In her 1995 film ‘How it Feels’, which closes this new exhibition at White Cube in Bermondsey, a young Tracey Emin looks through the lens of the camera, through the two lenses of her rouge-tinted glasses, directly at the viewer and describes her experience of a botched abortion. She leans in on the phrase, “life without life, death without death”. She’s disarmingly honest. The production value is home-video sketchy. Behind her, London is as London always is, red buses and traffic-hush. You feel curiously comfortable. Which makes it all the more strange that Emin seems to speak quietly from some enormous zone of dark wisdom. With a shrug, she gestures towards impossibly large reservoirs of human pain and endurance.
The spaces in this film - the extended dark before the opening credits, the blanks in audio as the ’90s camcorder cuts between scenes - feel universally huge. They feel like the partially conscious blips of negative realisation that allow living people to nearly comprehend the infinity of the non-living. These beats in the film’s rhythm, and the horrific details of Emin’s deadpan story, seem to pose the question, “In what ways do the never-living differ from the dead?”

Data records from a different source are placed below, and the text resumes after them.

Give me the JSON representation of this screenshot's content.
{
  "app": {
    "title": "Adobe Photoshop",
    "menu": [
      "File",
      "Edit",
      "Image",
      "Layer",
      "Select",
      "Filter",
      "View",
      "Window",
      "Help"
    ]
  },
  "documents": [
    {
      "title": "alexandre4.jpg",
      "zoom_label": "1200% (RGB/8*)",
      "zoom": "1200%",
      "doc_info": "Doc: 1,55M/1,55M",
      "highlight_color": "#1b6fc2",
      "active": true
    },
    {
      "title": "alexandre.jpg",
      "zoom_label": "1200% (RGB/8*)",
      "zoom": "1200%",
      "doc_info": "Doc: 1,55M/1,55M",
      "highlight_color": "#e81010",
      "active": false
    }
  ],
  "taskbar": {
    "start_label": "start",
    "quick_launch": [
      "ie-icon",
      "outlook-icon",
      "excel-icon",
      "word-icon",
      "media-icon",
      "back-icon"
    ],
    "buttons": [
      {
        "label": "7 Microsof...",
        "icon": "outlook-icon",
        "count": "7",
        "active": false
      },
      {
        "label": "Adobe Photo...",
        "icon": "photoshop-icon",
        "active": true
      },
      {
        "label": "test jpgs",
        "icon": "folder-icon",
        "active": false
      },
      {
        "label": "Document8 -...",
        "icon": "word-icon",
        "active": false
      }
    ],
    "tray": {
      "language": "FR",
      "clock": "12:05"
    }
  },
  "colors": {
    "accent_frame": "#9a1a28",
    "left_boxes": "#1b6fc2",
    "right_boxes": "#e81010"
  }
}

As a person, Emin is somehow excoriative and magnetic at once. You’d probably avoid her in the pub, but you’d feel overwhelmed with gratitude if she showed you the very real tenderness of which she’s capable - and in which she has unswerving faith. All of the work in this extensive exhibition performs that double-movement between love and repulsion with great skill and earnestness.
In the 9 x 9 x 9 gallery sits the hunched bronze figure of ‘The Mother’ (2017), kneeling in an attitude of compassion and despair, cradling what the exhibition notes describe as “an absent form” in her hands. Along with the other two huge figures presented here, it’s the biggest sculpture she’s ever done in bronze. Because of their hulking size, the nude figures can’t hide their crevices, their shame. Emin’s always made a home in humiliation. But they seem to find something triumphal eddying around in their lowest ebbs.
As well as considering those souls and forms who never quite passed into our physical world, Emin devotes an entire room of the exhibition to the narrative of passing out of it. The series of paintings, drawings, and a film which track the story of her mother’s death and cremation play with iconographic tropes, ouija-superstition, and retrograde vagina-obsession. All the familiar repressions and expressions through which the human heart tries to process grief. It’s right on the nose, but it’s very powerful art.
The paintings in this exhibition splatter the flesh, blood and mucus palettes of Francis Bacon and Cy Twombly across Egon Schiele’s warped technical accuracy of human anatomy. It’s some of the best painting Emin has done for years and is enough to carry the less potent parts of the exhibition. The neon and the selfies seem to blare some loud but ineloquent kind of intimacy at you, and don’t come near the compositional mastery of the paintings and sculptures.
Emin’s among the best at expressing the painful, all-at-once paradox of sex, birth and death. Existing as it does in all sorts of between-states, the work here is kind of a return to form without the form. It’s life without life. Death without yet needing to die. Here, Emin tells us as eloquently as ever what she seems to have been saying for decades: being human hurts. But, apparently, someone’s gotta do it.